While Vos reiterated his steadfast opposition to Medicaid expansion, Fitzgerald said it needed to be “continually evaluated” because terms of accepting the federal money is a “moving target.” Evers built his budget around accepting the Medicaid money, which would then make $1.6 billion in federal funding available for other health care priorities.
Republicans killed the proposal this month, but some GOP lawmakers have said they remain open to compromise.
“There’s a real disconnect on all different levels with this governor,” Fitzgerald said. Republicans could work with former Democratic Gov. Jim Doyle, but there is no relationship with Evers, he said. Fitzgerald said he and Vos have met with Evers twice for five minutes since January.
Evers’ spokeswoman Melissa Baldauff said in response that the governor “has communicated repeatedly to GOP leadership that they should work with his chief of staff, just like they did under the previous governor.” Evers’ chief of staff is Maggie Gau, who ran his campaign and previously worked for Democrats in the Legislature.
“That directive wasn’t confusing to them when the chief of staff was a man,” Baldauff said. Walker’s chiefs of staff were all men.
“Vos and Fitzgerald are clearly uncomfortable or simply unwilling to work with a leadership team made up entirely of women,” Baldauff said.
She also defended Evers’ budget as being responsive to what people want. Polls have shown broad support for Medicaid expansion and other Evers’ ideas the GOP has rejected, including legalizing medical marijuana.
Also at the convention, Wisconsin Supreme Court Justice-elect Brian Hagedorn said Republicans who backed his successful run earlier this year “saved the Supreme Court.” Conservatives control the court 4-3 and when Hagedorn takes over that will increase to 5-2.
Hagedorn said his victory shows that conservatives can prevail in next year’s high court race. Conservative Justice Dan Kelly is up for election, and liberals are optimistic they can win because the election is on the same day as the Democratic presidential primary, when turnout is expected to be high.
It is unusual for Supreme Court justices to speak at political conventions. Seats on the court are officially nonpartisan, but Hagedorn has deep ties to the Republican Party and previously worked as Walker’s attorney. At the 2017 Democratic Party convention, two liberal candidates for the office spoke.

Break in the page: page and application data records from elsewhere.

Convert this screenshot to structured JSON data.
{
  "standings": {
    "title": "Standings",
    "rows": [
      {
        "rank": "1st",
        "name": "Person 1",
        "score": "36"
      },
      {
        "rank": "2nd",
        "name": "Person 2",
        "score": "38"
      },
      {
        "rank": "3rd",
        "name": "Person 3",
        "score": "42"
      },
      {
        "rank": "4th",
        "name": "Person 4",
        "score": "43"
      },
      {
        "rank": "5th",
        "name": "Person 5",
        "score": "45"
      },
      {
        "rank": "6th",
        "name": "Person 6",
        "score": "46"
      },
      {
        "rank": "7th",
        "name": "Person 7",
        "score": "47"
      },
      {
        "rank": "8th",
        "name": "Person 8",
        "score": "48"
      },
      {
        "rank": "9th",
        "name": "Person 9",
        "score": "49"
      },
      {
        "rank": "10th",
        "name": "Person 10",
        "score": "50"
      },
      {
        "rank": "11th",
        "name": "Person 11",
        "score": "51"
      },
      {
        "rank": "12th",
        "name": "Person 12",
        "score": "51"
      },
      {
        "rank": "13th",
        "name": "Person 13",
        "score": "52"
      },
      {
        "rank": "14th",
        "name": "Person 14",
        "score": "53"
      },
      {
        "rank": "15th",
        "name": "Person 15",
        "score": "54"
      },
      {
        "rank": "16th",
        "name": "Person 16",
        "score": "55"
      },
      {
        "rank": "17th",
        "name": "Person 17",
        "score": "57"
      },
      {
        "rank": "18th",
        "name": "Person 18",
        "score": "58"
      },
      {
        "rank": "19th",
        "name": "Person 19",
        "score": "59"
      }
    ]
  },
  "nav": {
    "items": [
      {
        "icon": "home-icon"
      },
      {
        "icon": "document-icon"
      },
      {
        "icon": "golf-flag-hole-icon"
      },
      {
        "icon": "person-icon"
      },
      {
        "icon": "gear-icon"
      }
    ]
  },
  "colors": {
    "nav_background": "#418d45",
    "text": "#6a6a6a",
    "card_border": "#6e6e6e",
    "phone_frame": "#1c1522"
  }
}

Republican members of Congress praised President Donald Trump in their comments at the convention. Rep. Bryan Steil, who replaced former House Speaker Paul Ryan, credited Trump for getting his message out by going around the mainstream media. Rep. Glenn Grothman said he thought Trump was doing a great job as president, while Rep. Sean Duffy noted that Trump won his rural northern Wisconsin district by more than any other in the state.
Wisconsin is expected to be a key battleground state in the presidential race. Democrats are holding their national convention next summer in Milwaukee, something Republicans said provides the Wisconsin GOP an opportunity to offer a contrast.
“They’re going to bring their crazy to the doorstep of Wisconsin,” Duffy said of Democrats.